LISTED ENTRIES:
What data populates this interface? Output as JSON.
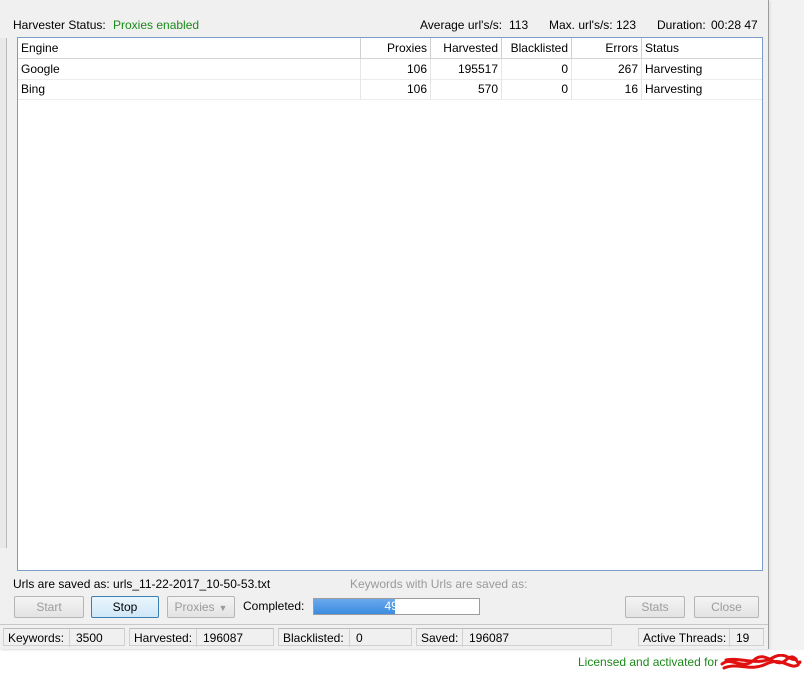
{
  "header": {
    "harvester_status_label": "Harvester Status:",
    "harvester_status_value": "Proxies enabled",
    "avg_label": "Average url's/s:",
    "avg_value": "113",
    "max_label": "Max. url's/s:",
    "max_value": "123",
    "duration_label": "Duration:",
    "duration_value": "00:28 47"
  },
  "table": {
    "columns": [
      "Engine",
      "Proxies",
      "Harvested",
      "Blacklisted",
      "Errors",
      "Status"
    ],
    "rows": [
      [
        "Google",
        "106",
        "195517",
        "0",
        "267",
        "Harvesting"
      ],
      [
        "Bing",
        "106",
        "570",
        "0",
        "16",
        "Harvesting"
      ]
    ]
  },
  "saved": {
    "urls_saved_as": "Urls are saved as: urls_11-22-2017_10-50-53.txt",
    "keywords_saved_as": "Keywords with Urls are saved as:"
  },
  "buttons": {
    "start": "Start",
    "stop": "Stop",
    "proxies": "Proxies",
    "stats": "Stats",
    "close": "Close"
  },
  "progress": {
    "label": "Completed:",
    "text": "49%",
    "percent": 49
  },
  "statusbar": {
    "keywords_label": "Keywords:",
    "keywords_value": "3500",
    "harvested_label": "Harvested:",
    "harvested_value": "196087",
    "blacklisted_label": "Blacklisted:",
    "blacklisted_value": "0",
    "saved_label": "Saved:",
    "saved_value": "196087",
    "threads_label": "Active Threads:",
    "threads_value": "19"
  },
  "license": {
    "text": "Licensed and activated for"
  },
  "colors": {
    "status_green": "#1a8a1a",
    "progress_blue": "#3b8ce0",
    "redaction_red": "#e01010"
  }
}
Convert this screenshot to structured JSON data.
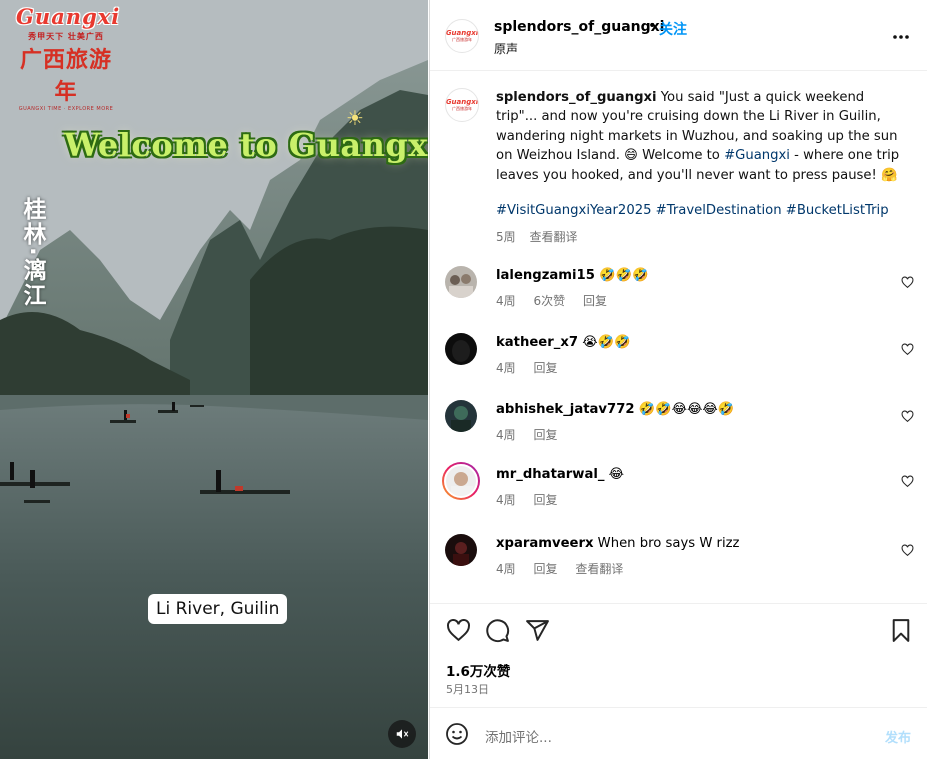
{
  "media": {
    "brand_word": "Guangxi",
    "brand_tagline": "秀甲天下 壮美广西",
    "brand_cn": "广西旅游年",
    "brand_en": "GUANGXI TIME · EXPLORE MORE",
    "welcome_text": "Welcome to Guangxi",
    "place_vertical": "桂林·漓江",
    "location_caption": "Li River, Guilin",
    "mute_icon": "speaker-muted-icon"
  },
  "header": {
    "username": "splendors_of_guangxi",
    "dot": "•",
    "follow_label": "关注",
    "subtitle": "原声",
    "more_icon": "more-horizontal-icon"
  },
  "caption": {
    "username": "splendors_of_guangxi",
    "text_part1": " You said \"Just a quick weekend trip\"... and now you're cruising down the Li River in Guilin, wandering night markets in Wuzhou, and soaking up the sun on Weizhou Island. 😄 Welcome to ",
    "hashtag_inline": "#Guangxi",
    "text_part2": " - where one trip leaves you hooked, and you'll never want to press pause! 🤗",
    "hashtags": "#VisitGuangxiYear2025 #TravelDestination #BucketListTrip",
    "time": "5周",
    "translate": "查看翻译"
  },
  "comments": [
    {
      "username": "lalengzami15",
      "text": " 🤣🤣🤣",
      "time": "4周",
      "likes": "6次赞",
      "reply": "回复",
      "translate": ""
    },
    {
      "username": "katheer_x7",
      "text": " 😭🤣🤣",
      "time": "4周",
      "likes": "",
      "reply": "回复",
      "translate": ""
    },
    {
      "username": "abhishek_jatav772",
      "text": " 🤣🤣😂😂😂🤣",
      "time": "4周",
      "likes": "",
      "reply": "回复",
      "translate": ""
    },
    {
      "username": "mr_dhatarwal_",
      "text": " 😂",
      "time": "4周",
      "likes": "",
      "reply": "回复",
      "translate": ""
    },
    {
      "username": "xparamveerx",
      "text": " When bro says W rizz",
      "time": "4周",
      "likes": "",
      "reply": "回复",
      "translate": "查看翻译"
    }
  ],
  "actions": {
    "like_icon": "heart-icon",
    "comment_icon": "comment-icon",
    "share_icon": "share-icon",
    "save_icon": "bookmark-icon",
    "likes": "1.6万次赞",
    "date": "5月13日"
  },
  "composer": {
    "placeholder": "添加评论...",
    "post_label": "发布",
    "emoji_icon": "emoji-icon"
  },
  "colors": {
    "accent": "#0095f6",
    "hashtag": "#00376b",
    "muted": "#737373",
    "post_disabled": "#b2dffc"
  }
}
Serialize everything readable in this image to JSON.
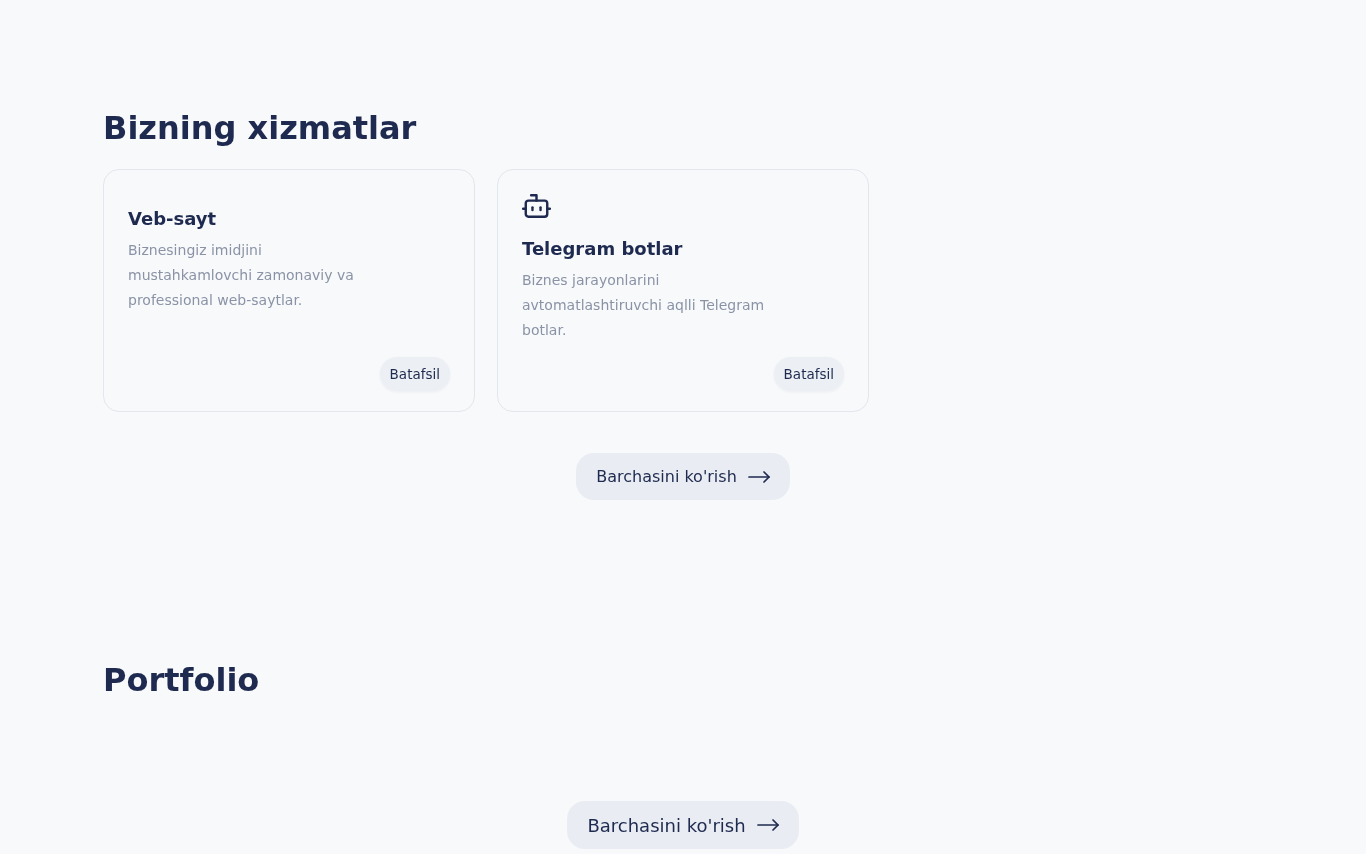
{
  "services": {
    "title": "Bizning xizmatlar",
    "cards": [
      {
        "kind": "plain",
        "title": "Veb-sayt",
        "description": "Biznesingiz imidjini mustahkamlovchi zamonaviy va professional web-saytlar.",
        "button": "Batafsil"
      },
      {
        "kind": "robot",
        "title": "Telegram botlar",
        "description": "Biznes jarayonlarini avtomatlashtiruvchi aqlli Telegram botlar.",
        "button": "Batafsil"
      }
    ],
    "view_all_button": {
      "kind": "regular",
      "label": "Barchasini ko'rish"
    }
  },
  "portfolio": {
    "title": "Portfolio",
    "view_all_button": {
      "kind": "large",
      "label": "Barchasini ko'rish"
    }
  }
}
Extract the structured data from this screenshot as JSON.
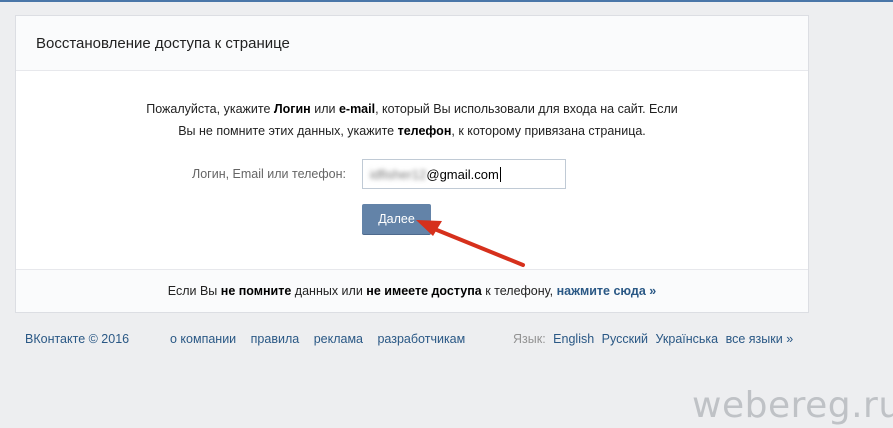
{
  "card": {
    "title": "Восстановление доступа к странице",
    "intro": {
      "p1": "Пожалуйста, укажите ",
      "b1": "Логин",
      "p2": " или ",
      "b2": "e-mail",
      "p3": ", который Вы использовали для входа на сайт. Если",
      "p4": "Вы не помните этих данных, укажите ",
      "b3": "телефон",
      "p5": ", к которому привязана страница."
    },
    "field_label": "Логин, Email или телефон:",
    "field_value_hidden": "idfisher12",
    "field_value_visible": "@gmail.com",
    "submit_label": "Далее",
    "footer": {
      "p1": "Если Вы ",
      "b1": "не помните",
      "p2": " данных или ",
      "b2": "не имеете доступа",
      "p3": " к телефону, ",
      "link": "нажмите сюда »"
    }
  },
  "footer": {
    "copyright": "ВКонтакте © 2016",
    "links": [
      "о компании",
      "правила",
      "реклама",
      "разработчикам"
    ],
    "lang_label": "Язык:",
    "languages": [
      "English",
      "Русский",
      "Українська",
      "все языки »"
    ]
  },
  "watermark": "webereg.ru",
  "colors": {
    "accent": "#6383a8",
    "link": "#2a5885",
    "arrow": "#d6301c"
  }
}
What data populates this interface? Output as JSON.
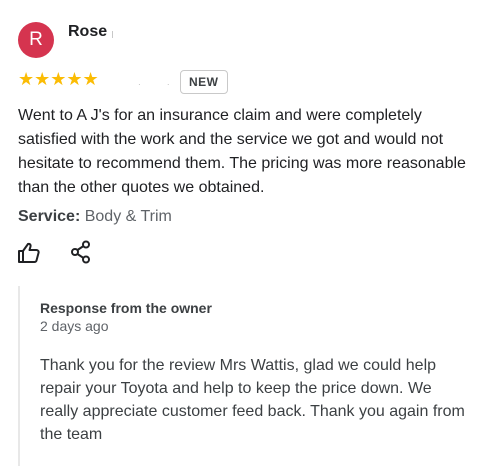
{
  "reviewer": {
    "initial": "R",
    "name": "Rose",
    "avatar_color": "#d5344f"
  },
  "rating": {
    "stars": 5,
    "max": 5,
    "star_glyphs": "★★★★★",
    "star_color": "#fbbc04",
    "badge": "NEW"
  },
  "review": {
    "text": "Went to A J's for an insurance claim and were completely satisfied with the work and the service we got and would not hesitate to recommend them.  The pricing was more reasonable than the other quotes we obtained.",
    "service_label": "Service:",
    "service_value": "Body & Trim"
  },
  "actions": {
    "like_icon": "thumbs-up-icon",
    "share_icon": "share-icon"
  },
  "owner_response": {
    "title": "Response from the owner",
    "date": "2 days ago",
    "text": "Thank you for the review Mrs Wattis, glad we could help repair your Toyota and help to keep the price down. We really appreciate customer feed back. Thank you again from the team"
  }
}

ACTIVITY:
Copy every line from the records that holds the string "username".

SOLUTION TO THE PROBLEM:
    "username": "splendors_of_guangxi",
    "username": "splendors_of_guangxi",
      "username": "lalengzami15",
      "username": "katheer_x7",
      "username": "abhishek_jatav772",
      "username": "mr_dhatarwal_",
      "username": "xparamveerx",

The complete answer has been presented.